• _WHAT YOU SHOULD DO_
What is the number of lines below that include "JSON"? Give that number alone.

----- DATA FOR REVIEW

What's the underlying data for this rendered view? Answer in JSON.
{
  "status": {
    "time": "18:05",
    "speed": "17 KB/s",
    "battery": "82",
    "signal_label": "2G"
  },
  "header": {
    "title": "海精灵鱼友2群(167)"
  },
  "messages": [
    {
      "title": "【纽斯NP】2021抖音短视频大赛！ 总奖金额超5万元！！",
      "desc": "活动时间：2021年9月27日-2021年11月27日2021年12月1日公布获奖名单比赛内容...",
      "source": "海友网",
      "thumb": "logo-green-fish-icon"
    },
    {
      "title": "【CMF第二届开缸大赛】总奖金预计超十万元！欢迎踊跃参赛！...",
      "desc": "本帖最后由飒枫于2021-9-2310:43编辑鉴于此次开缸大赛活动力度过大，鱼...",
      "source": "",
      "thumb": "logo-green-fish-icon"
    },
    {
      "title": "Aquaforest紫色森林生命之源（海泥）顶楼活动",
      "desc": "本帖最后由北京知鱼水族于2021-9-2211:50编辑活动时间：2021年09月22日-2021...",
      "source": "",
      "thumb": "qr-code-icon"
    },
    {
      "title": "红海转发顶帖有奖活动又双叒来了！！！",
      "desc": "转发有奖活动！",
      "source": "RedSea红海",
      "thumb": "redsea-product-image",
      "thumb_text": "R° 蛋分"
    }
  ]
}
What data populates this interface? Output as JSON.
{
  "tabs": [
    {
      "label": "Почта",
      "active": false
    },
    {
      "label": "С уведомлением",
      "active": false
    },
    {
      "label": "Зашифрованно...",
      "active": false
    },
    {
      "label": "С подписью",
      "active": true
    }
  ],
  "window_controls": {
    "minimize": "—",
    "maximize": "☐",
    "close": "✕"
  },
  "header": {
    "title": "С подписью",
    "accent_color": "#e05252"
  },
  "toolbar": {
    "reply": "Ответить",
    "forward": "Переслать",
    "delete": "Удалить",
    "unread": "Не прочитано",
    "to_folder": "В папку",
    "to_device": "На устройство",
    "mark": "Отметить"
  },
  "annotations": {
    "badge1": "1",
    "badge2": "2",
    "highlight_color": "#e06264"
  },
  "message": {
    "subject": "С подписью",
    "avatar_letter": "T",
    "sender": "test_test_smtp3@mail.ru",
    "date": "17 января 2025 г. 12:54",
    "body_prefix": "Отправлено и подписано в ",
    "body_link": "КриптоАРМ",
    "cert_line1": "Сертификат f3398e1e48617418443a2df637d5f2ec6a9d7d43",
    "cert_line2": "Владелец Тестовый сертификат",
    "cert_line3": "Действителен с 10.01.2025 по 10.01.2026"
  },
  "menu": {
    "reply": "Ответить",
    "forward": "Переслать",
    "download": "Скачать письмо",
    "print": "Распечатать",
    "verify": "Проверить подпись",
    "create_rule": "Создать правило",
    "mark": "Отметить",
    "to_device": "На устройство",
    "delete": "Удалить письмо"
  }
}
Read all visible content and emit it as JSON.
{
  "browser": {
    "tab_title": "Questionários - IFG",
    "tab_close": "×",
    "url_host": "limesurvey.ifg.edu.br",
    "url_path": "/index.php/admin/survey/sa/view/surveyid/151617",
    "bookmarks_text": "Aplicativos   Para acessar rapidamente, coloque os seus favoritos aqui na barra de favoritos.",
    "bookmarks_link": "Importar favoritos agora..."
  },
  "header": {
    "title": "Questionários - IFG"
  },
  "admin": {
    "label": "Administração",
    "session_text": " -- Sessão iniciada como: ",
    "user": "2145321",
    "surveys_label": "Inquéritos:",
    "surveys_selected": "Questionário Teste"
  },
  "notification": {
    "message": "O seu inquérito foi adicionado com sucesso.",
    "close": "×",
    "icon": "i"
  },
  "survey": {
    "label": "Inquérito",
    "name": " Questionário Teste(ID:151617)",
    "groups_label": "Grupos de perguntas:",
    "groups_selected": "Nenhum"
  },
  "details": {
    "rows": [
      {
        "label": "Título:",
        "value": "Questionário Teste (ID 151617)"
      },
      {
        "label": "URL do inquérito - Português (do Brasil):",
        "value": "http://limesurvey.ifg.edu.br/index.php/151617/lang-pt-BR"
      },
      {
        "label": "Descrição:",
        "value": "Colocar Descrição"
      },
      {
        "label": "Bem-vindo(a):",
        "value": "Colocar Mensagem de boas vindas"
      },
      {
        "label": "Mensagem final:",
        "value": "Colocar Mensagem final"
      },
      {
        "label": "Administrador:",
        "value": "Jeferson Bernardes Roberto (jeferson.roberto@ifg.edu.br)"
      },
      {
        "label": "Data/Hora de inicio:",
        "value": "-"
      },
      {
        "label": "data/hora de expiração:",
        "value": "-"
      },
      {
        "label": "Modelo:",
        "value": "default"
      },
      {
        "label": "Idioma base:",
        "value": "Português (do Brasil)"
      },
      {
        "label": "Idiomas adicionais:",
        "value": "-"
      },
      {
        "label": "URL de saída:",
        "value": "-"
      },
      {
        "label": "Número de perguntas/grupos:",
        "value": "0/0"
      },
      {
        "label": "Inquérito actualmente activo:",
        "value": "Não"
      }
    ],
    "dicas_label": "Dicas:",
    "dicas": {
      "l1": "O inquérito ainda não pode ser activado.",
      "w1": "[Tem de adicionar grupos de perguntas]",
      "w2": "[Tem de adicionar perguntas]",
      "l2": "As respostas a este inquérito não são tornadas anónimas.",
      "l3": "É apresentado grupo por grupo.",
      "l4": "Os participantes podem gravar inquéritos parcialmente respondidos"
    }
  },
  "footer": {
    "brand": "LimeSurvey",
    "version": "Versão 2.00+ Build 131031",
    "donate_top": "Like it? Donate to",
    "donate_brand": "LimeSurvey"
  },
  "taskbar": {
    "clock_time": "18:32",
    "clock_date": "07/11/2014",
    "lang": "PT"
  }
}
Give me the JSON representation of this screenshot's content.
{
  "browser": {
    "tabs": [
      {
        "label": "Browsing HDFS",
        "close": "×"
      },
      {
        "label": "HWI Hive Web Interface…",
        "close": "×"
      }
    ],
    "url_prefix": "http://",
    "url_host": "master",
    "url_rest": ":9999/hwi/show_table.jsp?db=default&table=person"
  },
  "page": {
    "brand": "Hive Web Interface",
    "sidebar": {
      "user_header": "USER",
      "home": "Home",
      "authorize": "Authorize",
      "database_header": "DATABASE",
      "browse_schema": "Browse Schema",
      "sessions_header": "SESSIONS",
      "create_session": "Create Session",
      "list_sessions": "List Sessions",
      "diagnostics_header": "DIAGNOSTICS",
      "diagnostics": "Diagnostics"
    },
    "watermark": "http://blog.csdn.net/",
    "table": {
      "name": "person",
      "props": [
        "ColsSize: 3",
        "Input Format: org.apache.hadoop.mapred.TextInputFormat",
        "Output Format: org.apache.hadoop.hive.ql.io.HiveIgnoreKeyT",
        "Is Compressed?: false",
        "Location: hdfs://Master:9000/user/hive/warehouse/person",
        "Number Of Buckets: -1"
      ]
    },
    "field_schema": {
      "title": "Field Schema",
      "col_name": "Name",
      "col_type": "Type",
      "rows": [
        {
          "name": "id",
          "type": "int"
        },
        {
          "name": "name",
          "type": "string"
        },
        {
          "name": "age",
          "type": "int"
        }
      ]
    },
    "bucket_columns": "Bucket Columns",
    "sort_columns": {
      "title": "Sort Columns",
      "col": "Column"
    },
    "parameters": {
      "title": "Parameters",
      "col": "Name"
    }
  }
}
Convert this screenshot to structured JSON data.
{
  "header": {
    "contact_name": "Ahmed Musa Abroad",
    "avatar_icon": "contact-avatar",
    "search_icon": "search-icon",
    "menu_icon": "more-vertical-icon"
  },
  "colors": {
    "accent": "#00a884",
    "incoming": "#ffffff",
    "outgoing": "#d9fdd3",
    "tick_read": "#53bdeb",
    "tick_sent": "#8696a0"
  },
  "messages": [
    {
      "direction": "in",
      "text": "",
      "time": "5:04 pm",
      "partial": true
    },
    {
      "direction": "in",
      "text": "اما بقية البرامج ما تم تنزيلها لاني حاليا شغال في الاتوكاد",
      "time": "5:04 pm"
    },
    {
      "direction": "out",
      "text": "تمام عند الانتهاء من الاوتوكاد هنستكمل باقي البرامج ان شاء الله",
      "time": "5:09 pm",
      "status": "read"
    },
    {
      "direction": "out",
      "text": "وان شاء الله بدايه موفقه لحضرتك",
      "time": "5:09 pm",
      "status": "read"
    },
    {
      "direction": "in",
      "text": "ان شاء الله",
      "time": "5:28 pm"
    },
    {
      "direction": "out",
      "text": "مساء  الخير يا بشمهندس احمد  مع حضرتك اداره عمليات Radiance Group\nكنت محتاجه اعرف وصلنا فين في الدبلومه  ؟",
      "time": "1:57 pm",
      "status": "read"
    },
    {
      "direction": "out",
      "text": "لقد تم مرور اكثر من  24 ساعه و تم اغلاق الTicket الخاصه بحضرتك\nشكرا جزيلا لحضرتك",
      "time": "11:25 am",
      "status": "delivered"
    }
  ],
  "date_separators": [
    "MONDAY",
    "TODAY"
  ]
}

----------

• _SOLUTION FOR THIS EXERCISE_
5